• Database Schema: The description of a
database. Includes descriptions of the database
structure and the constraints that should hold
on the database.
• Schema Diagram: A diagrammatic display of
(some aspects of) a database schema.
3. Database Schema Vs. Database
• Database State: Refers to the content of a
database at a moment in time.
• Initial Database State: Refers to the database
when it is loaded
• Valid State: A state that satisfies the structure
and constraints of the database.
4. Three-Schema Architecture
• Defines DBMS schemas at three levels:
• Internal schema at the internal level to describe
physical storage structures and access paths. Typically
uses a physical data model.
• Conceptual schema at the conceptual level to describe
the structure and constraints for the whole database for
a community of users. Uses a conceptual or an
implementation data model.
• External schemas at the external level to describe the
various user views. Usually uses the same data model as
the conceptual level.
5. Data Independence
When a schema at a lower level is changed, only the
mappings between this schema and higher-level
schemas need to be changed in a DBMS that fully
supports data independence. The higher-level
schemas themselves are unchanged. Hence, the
application programs need not be changed since they
refer to the external schemas.
6. Logical Data Independence
The ability to change the logical schema without changing the
external schema or application programs is called as Logical
The ability to change the logical schema without having to
change the external schema.
The addition or removal of new entities,
attributes, or relationships to the conceptual
schema should be possible without having to
change existing external schemas or having to
rewrite existing application programs.
9. Physical Data Independence
The ability to change the physical schema without
changing the logical schema is called as Physical Data
Independence. Changes in the physical schema may
Using new storage devices.
Using different data structures.
Switching from one access method to another.
Using different file organizations or storage structures.
A change to the internal schema, such as using different
file organization or storage structures, storage devices, or
indexing strategy, should be possible without having to
change the conceptual or external schemas.
11. Summery :
• Logical Data Independence: The capacity to change
the conceptual schema without having to change the
external schemas and their application programs.

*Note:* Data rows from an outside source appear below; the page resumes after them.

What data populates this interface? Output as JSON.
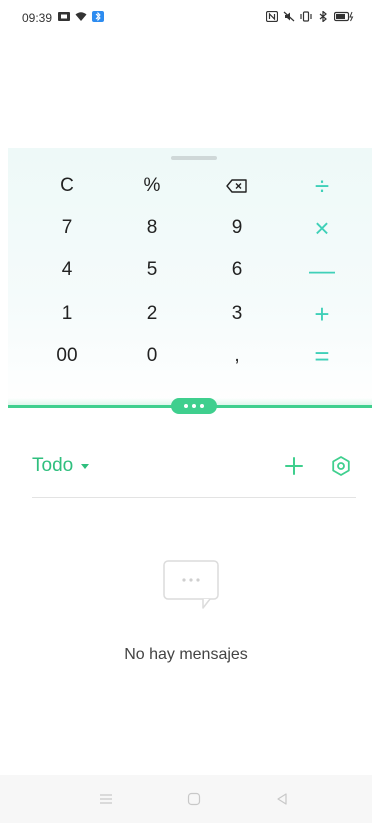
{
  "status_bar": {
    "time": "09:39",
    "left_icons": [
      "notification-icon",
      "wifi-icon",
      "bluetooth-badge-icon"
    ],
    "right_icons": [
      "nfc-icon",
      "mute-icon",
      "vibrate-icon",
      "bluetooth-icon",
      "battery-charging-icon"
    ]
  },
  "calculator": {
    "keys": [
      {
        "label": "C",
        "type": "function"
      },
      {
        "label": "%",
        "type": "function"
      },
      {
        "label": "",
        "icon": "backspace-icon",
        "type": "function"
      },
      {
        "label": "÷",
        "type": "operator"
      },
      {
        "label": "7",
        "type": "digit"
      },
      {
        "label": "8",
        "type": "digit"
      },
      {
        "label": "9",
        "type": "digit"
      },
      {
        "label": "×",
        "type": "operator"
      },
      {
        "label": "4",
        "type": "digit"
      },
      {
        "label": "5",
        "type": "digit"
      },
      {
        "label": "6",
        "type": "digit"
      },
      {
        "label": "—",
        "type": "operator"
      },
      {
        "label": "1",
        "type": "digit"
      },
      {
        "label": "2",
        "type": "digit"
      },
      {
        "label": "3",
        "type": "digit"
      },
      {
        "label": "+",
        "type": "operator"
      },
      {
        "label": "00",
        "type": "digit"
      },
      {
        "label": "0",
        "type": "digit"
      },
      {
        "label": ",",
        "type": "digit"
      },
      {
        "label": "=",
        "type": "operator"
      }
    ],
    "operator_color": "#3fd0b8",
    "accent_color": "#3fcf8e"
  },
  "messages": {
    "filter_label": "Todo",
    "empty_text": "No hay mensajes",
    "add_icon": "plus-icon",
    "settings_icon": "settings-icon",
    "empty_icon": "chat-bubble-icon"
  },
  "nav_bar": {
    "buttons": [
      "menu-icon",
      "home-icon",
      "back-icon"
    ]
  }
}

• Physical Data Independence: The capacity to
change the internal schema without having to change
the conceptual schema.
Schema Construct: A component of the schema or an object within the schema, e.g., STUDENT, COURSE.

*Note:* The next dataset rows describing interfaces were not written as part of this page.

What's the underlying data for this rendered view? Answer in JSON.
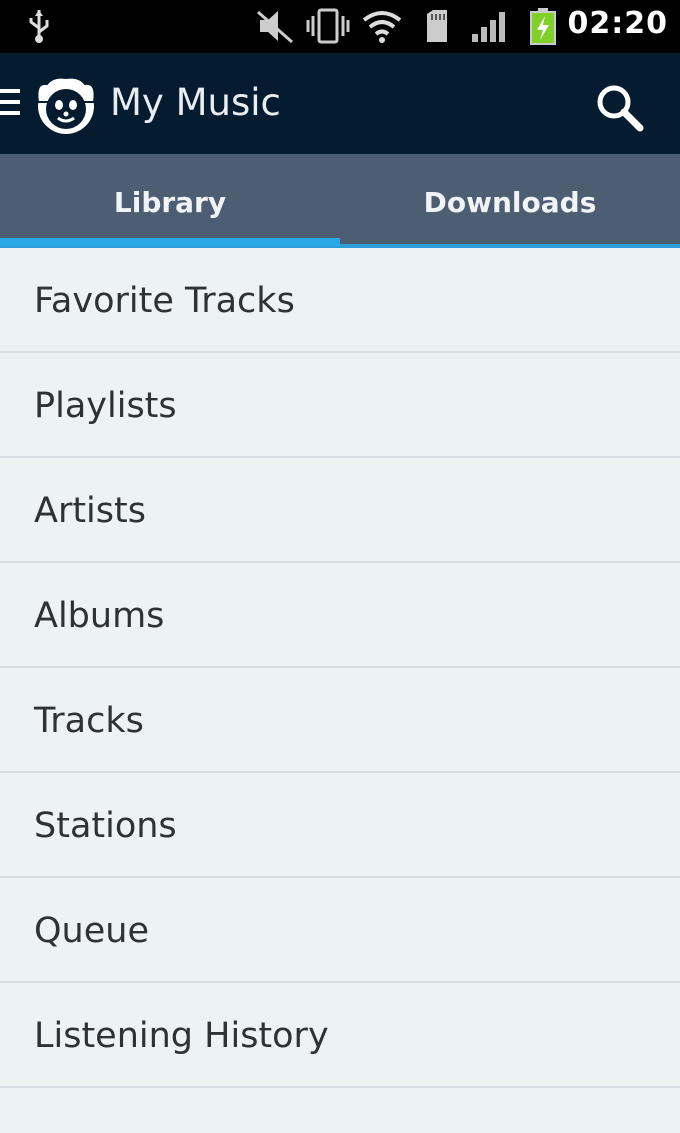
{
  "status_bar": {
    "time": "02:20",
    "icons": [
      "usb-icon",
      "mute-icon",
      "vibrate-icon",
      "wifi-icon",
      "sd-card-icon",
      "signal-icon",
      "battery-charging-icon"
    ]
  },
  "app_bar": {
    "title": "My Music",
    "icons": [
      "menu-icon",
      "napster-logo",
      "search-icon"
    ]
  },
  "tabs": [
    {
      "label": "Library",
      "selected": true
    },
    {
      "label": "Downloads",
      "selected": false
    }
  ],
  "library_items": [
    {
      "label": "Favorite Tracks"
    },
    {
      "label": "Playlists"
    },
    {
      "label": "Artists"
    },
    {
      "label": "Albums"
    },
    {
      "label": "Tracks"
    },
    {
      "label": "Stations"
    },
    {
      "label": "Queue"
    },
    {
      "label": "Listening History"
    }
  ],
  "colors": {
    "app_bar": "#041b30",
    "tab_bar": "#4d5d72",
    "tab_indicator": "#2aa8e6",
    "list_background": "#edf2f5"
  }
}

Database Instance: The actual data stored in a database at a particular moment in time. Also called database state (or occurrence).
The database schema changes very infrequently. The database state changes every time the database is updated.
Schema is also called intension, whereas state is called extension.
Mappings among schema levels are needed to transform requests and data. Programs refer to an external schema, and are mapped by the DBMS to the internal schema for execution.
Physical data independence: capacity to change the physical schema w/o having to rewrite the application programs
Logical data independence: capacity to change the conceptual schema w/o having to rewrite the application programs
logical data independence is more difficult to achieve than physical data independence